Copy each line of the data beneath in which the word "用户管理" appears.

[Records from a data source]

────────────────────

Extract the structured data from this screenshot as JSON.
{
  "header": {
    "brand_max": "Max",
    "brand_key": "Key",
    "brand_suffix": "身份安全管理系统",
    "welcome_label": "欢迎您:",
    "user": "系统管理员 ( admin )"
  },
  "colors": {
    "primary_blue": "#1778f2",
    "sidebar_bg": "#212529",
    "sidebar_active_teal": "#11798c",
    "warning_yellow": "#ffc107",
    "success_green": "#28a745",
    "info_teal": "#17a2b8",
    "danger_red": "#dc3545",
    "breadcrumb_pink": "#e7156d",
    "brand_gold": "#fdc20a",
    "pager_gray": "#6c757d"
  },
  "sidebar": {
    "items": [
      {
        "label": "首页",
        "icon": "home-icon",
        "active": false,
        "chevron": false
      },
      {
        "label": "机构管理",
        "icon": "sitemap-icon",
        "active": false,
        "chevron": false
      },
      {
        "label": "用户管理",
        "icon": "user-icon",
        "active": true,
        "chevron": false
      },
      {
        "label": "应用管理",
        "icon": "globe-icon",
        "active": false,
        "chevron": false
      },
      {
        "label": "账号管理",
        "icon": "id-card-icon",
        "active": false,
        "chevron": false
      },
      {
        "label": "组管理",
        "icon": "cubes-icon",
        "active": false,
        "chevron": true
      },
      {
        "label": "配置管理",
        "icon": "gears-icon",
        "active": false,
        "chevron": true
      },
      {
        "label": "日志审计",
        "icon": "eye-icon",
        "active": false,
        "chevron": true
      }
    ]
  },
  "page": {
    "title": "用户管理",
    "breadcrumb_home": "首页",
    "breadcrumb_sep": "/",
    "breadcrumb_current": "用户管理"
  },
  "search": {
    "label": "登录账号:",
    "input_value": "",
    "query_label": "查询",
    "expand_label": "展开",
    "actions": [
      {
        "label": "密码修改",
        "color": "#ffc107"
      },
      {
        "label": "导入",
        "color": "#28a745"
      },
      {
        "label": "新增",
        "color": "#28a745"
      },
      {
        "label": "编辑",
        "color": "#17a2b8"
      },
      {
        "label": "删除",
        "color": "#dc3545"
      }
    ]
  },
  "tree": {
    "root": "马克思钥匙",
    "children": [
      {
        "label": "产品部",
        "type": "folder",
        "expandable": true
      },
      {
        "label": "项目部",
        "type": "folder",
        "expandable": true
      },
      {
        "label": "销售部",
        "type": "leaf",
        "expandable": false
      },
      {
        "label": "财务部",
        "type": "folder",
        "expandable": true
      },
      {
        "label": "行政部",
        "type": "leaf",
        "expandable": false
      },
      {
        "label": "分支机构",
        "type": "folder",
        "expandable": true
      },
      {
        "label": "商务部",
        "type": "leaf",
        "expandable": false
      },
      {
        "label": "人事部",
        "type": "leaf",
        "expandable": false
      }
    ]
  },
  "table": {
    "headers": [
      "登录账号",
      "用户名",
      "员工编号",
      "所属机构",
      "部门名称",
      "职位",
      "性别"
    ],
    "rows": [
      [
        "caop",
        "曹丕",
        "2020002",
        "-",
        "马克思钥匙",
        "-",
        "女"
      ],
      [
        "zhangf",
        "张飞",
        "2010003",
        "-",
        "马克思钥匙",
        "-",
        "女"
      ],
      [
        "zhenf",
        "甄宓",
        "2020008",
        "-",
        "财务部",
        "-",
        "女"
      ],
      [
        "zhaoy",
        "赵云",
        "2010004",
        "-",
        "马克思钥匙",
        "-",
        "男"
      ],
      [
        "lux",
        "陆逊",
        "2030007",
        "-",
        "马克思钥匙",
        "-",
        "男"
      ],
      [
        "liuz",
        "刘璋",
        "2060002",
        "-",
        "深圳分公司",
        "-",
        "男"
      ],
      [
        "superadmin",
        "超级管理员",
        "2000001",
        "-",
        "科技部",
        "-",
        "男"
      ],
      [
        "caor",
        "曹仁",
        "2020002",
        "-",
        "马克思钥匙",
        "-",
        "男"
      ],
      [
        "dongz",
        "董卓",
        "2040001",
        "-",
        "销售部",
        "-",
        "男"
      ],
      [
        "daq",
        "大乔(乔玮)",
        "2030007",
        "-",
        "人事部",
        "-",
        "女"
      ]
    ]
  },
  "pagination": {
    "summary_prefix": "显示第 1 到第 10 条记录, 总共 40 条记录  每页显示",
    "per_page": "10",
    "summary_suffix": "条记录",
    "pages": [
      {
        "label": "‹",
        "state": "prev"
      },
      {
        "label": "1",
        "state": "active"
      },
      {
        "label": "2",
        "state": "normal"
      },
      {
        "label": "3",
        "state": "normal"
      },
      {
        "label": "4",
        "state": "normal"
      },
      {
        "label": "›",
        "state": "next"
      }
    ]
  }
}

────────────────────

* _ANSWER TO THE PROBLEM_:
        "label": "用户管理",
    "title": "用户管理",
    "breadcrumb_current": "用户管理"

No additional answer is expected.